- Exercise inputs -
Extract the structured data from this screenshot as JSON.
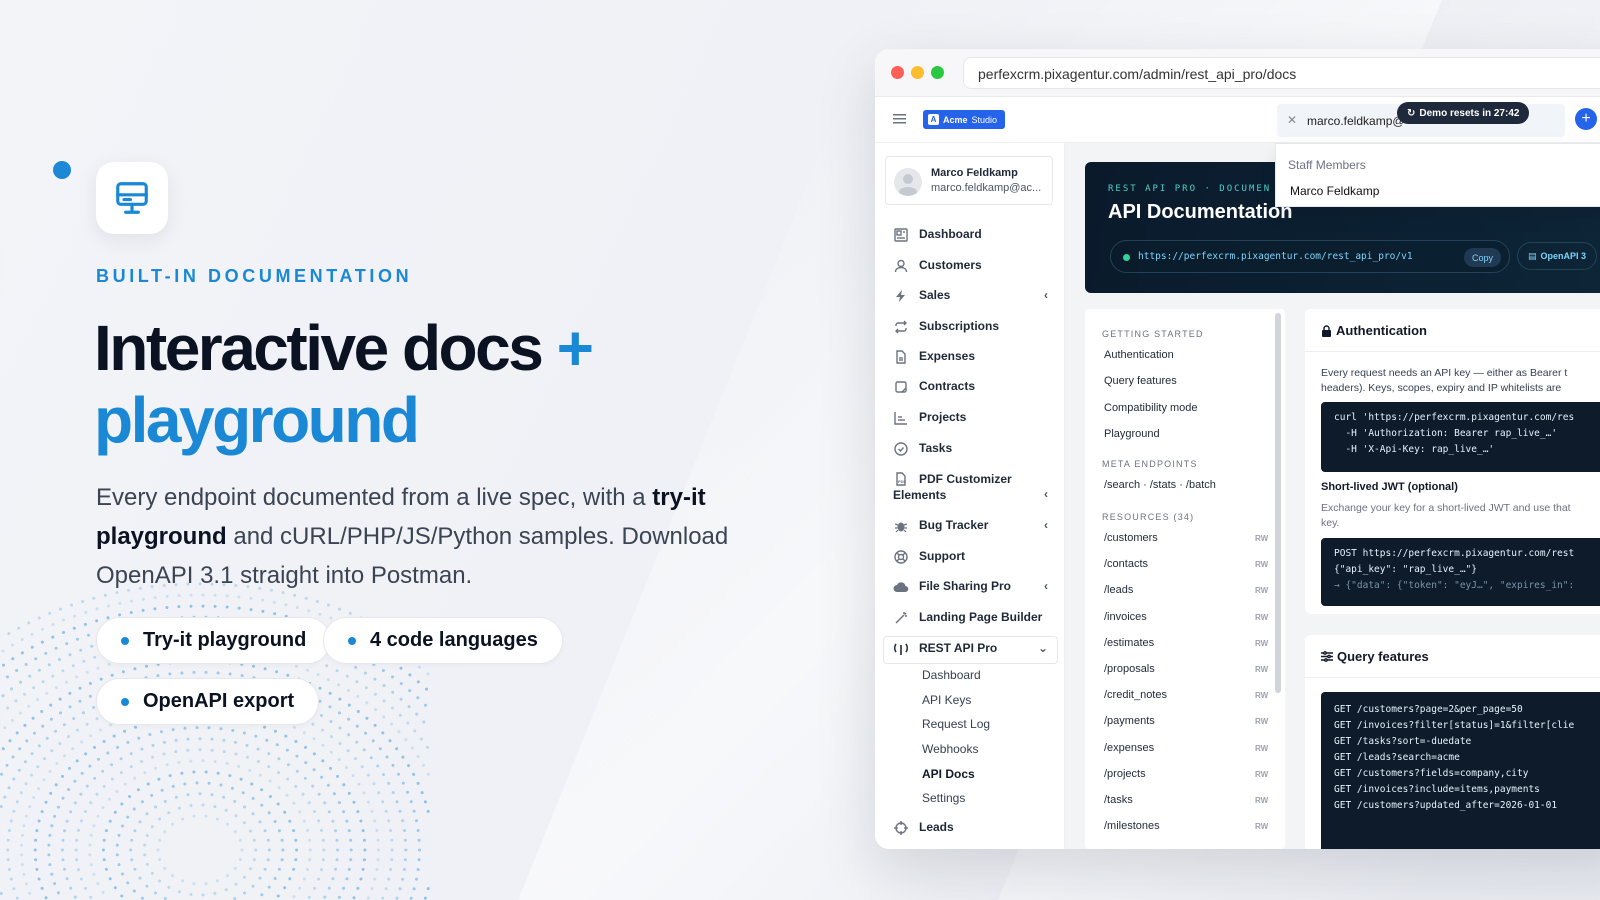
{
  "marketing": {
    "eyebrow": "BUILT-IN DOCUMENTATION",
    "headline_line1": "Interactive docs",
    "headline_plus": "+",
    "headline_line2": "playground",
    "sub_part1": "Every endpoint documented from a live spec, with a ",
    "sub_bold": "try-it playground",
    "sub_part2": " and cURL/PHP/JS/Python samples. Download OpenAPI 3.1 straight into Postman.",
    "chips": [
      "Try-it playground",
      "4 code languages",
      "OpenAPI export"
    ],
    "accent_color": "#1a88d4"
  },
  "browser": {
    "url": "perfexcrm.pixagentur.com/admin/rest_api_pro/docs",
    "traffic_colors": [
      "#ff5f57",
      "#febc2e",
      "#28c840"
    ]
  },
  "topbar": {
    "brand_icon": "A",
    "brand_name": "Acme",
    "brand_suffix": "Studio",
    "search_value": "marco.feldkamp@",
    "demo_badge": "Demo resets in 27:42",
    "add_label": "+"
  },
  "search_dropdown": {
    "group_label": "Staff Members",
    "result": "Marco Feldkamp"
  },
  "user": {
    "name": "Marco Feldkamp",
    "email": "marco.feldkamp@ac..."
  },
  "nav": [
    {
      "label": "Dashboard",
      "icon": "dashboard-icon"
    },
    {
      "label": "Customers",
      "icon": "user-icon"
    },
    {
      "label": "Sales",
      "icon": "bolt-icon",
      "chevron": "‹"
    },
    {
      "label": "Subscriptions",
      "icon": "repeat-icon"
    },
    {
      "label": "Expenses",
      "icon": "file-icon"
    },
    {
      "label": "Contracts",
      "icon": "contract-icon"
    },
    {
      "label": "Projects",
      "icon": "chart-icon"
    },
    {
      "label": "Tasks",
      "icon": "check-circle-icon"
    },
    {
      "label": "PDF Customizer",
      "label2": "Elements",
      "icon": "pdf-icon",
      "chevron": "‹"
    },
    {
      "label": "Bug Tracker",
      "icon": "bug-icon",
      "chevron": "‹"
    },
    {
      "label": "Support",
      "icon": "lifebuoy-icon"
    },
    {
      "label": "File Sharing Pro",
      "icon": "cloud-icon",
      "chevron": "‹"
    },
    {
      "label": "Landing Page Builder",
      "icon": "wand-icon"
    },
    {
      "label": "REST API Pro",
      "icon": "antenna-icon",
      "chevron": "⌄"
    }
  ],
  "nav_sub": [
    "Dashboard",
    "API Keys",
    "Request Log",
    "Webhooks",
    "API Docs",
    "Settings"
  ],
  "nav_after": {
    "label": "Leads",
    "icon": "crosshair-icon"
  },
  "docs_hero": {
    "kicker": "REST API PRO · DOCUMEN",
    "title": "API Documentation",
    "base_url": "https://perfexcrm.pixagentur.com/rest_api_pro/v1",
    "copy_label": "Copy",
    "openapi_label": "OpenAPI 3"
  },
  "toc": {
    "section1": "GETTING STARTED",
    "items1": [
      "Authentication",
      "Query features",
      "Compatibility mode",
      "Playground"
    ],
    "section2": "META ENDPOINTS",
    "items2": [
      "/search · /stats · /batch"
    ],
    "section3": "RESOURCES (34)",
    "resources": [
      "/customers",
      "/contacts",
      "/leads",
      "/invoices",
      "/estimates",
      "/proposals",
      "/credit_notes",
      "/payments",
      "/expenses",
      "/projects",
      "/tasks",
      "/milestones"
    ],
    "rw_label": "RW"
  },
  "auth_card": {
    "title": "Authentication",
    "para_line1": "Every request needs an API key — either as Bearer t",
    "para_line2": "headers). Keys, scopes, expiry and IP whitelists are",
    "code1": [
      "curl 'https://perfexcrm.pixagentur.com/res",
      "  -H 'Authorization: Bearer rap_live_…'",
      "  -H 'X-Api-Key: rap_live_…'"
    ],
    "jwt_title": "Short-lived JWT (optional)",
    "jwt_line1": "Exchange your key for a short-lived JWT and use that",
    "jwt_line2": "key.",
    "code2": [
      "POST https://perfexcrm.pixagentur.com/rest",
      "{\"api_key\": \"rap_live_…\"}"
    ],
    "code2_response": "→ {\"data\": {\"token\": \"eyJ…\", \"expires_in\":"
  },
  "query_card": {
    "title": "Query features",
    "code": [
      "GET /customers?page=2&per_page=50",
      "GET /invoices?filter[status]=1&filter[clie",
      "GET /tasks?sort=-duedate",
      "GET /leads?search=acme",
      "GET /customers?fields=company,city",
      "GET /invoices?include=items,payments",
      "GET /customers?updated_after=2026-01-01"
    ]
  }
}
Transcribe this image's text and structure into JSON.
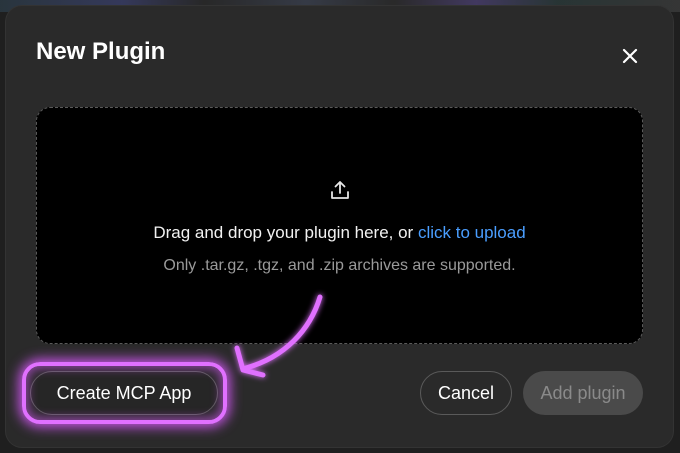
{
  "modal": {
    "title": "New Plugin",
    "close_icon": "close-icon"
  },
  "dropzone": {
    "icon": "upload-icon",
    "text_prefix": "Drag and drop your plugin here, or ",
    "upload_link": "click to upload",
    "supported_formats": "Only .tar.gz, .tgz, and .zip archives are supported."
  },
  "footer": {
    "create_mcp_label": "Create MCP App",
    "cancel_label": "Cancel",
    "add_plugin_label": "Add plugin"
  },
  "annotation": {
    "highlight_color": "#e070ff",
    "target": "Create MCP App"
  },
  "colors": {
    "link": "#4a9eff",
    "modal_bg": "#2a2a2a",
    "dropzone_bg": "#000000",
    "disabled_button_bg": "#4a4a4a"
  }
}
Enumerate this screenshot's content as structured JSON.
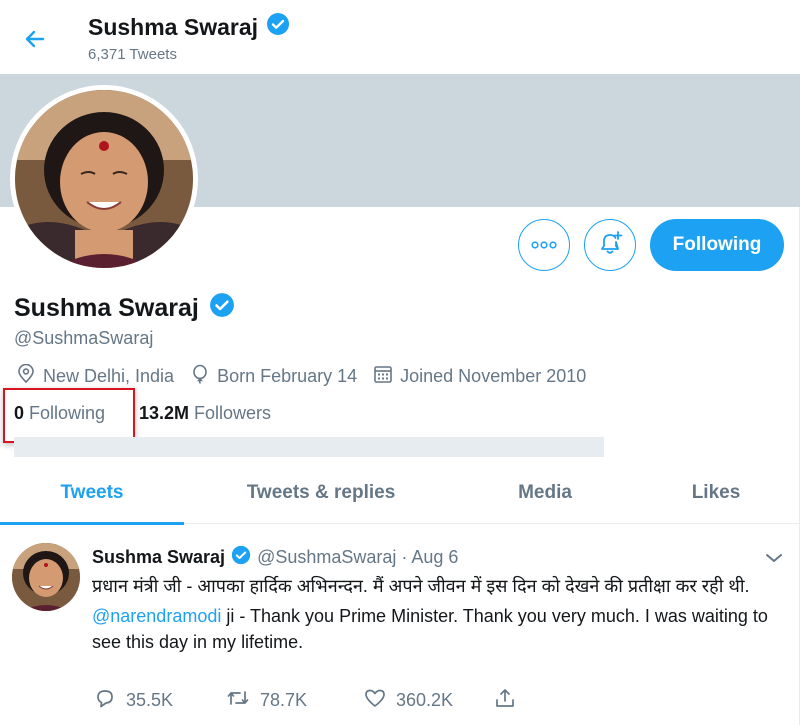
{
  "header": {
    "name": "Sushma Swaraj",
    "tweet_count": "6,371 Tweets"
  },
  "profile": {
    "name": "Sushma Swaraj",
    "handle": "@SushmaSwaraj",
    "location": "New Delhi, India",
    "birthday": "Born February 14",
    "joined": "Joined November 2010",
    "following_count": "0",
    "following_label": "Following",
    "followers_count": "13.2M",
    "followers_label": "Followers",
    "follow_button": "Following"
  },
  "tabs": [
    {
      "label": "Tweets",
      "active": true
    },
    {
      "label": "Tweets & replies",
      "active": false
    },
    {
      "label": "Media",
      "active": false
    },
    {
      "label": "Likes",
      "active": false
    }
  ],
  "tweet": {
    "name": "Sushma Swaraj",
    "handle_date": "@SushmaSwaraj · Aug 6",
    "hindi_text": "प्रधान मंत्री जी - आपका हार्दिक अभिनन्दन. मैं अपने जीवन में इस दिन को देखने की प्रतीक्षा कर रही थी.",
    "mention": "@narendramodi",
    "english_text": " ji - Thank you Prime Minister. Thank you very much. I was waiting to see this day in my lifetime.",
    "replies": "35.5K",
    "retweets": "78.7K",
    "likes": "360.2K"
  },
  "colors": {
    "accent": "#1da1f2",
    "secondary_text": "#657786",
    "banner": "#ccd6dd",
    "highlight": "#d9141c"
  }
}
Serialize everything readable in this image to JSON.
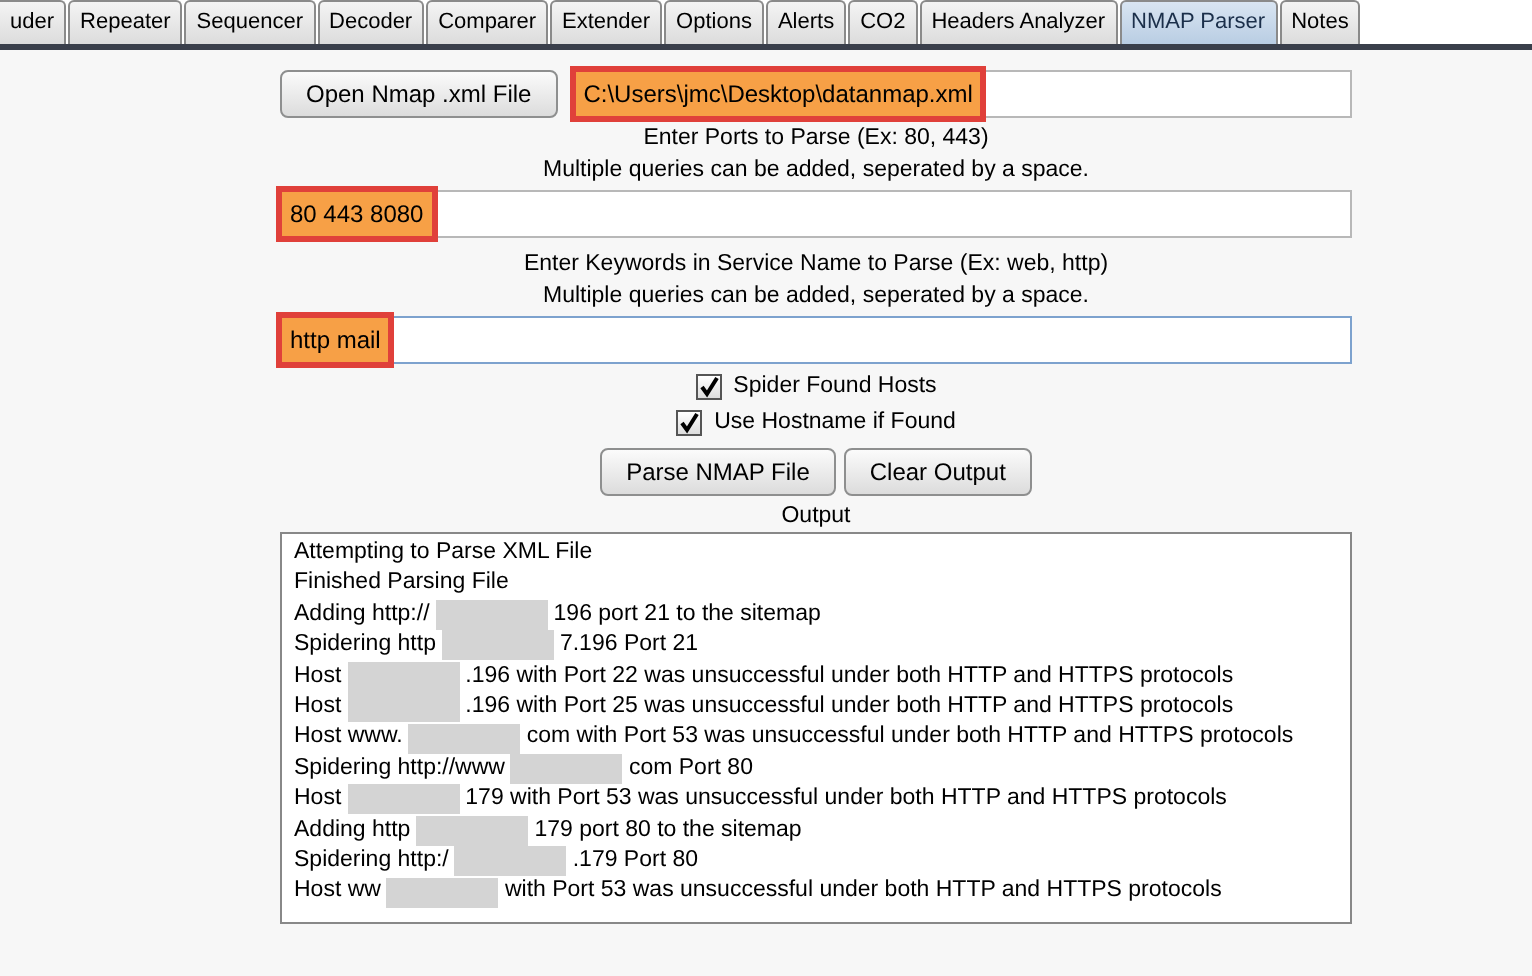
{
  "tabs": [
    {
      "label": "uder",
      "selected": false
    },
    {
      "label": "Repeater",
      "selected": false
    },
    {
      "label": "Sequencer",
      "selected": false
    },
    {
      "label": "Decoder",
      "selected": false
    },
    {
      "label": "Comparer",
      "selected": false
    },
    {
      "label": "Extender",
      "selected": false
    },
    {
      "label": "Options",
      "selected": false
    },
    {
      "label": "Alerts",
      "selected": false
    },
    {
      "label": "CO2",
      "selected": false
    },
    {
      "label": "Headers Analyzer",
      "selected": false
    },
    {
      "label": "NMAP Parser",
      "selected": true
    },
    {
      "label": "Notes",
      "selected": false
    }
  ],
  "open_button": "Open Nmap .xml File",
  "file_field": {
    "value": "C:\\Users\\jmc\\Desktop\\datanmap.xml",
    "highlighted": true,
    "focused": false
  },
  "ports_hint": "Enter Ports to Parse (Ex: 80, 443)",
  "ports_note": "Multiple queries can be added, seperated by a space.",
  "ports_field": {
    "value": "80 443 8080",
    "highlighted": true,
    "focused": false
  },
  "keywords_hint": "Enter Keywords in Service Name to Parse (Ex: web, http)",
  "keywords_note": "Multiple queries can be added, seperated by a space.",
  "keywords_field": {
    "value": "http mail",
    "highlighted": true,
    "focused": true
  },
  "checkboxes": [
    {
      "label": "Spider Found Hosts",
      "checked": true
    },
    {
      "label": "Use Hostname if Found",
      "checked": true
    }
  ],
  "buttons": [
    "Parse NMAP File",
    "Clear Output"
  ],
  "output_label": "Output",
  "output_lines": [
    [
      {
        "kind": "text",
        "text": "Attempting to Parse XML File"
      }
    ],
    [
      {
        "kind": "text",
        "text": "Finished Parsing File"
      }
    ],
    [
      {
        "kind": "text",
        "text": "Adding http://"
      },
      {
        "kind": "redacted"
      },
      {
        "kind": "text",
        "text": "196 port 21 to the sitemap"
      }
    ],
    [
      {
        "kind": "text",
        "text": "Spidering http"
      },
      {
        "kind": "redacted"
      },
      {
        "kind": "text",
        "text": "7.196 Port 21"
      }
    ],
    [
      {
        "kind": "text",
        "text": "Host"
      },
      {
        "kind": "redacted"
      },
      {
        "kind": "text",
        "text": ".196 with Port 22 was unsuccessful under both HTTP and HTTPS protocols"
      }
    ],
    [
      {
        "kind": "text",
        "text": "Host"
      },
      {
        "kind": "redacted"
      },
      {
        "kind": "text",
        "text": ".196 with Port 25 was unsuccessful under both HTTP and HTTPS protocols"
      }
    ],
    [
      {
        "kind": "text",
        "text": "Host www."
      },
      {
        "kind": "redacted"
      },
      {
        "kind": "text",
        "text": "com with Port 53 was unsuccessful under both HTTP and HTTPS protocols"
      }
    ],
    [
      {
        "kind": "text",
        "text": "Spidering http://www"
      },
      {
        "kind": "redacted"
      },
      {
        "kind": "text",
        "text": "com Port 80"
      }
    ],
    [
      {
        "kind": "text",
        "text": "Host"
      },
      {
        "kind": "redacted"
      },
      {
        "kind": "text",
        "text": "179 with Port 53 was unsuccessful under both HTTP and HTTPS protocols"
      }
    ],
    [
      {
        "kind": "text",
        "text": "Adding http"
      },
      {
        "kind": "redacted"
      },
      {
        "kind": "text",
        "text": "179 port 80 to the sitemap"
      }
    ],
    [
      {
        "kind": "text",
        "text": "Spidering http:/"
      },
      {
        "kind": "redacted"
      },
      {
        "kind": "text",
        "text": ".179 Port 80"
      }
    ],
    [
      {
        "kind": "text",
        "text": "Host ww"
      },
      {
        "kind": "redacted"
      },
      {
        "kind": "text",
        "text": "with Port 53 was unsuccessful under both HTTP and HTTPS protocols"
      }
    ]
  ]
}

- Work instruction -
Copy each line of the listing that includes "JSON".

- Response area -
Extract the structured data from this screenshot as JSON.
Transcribe this image's text and structure into JSON.
Enumerate this screenshot's content as structured JSON.
Serialize everything readable in this image to JSON.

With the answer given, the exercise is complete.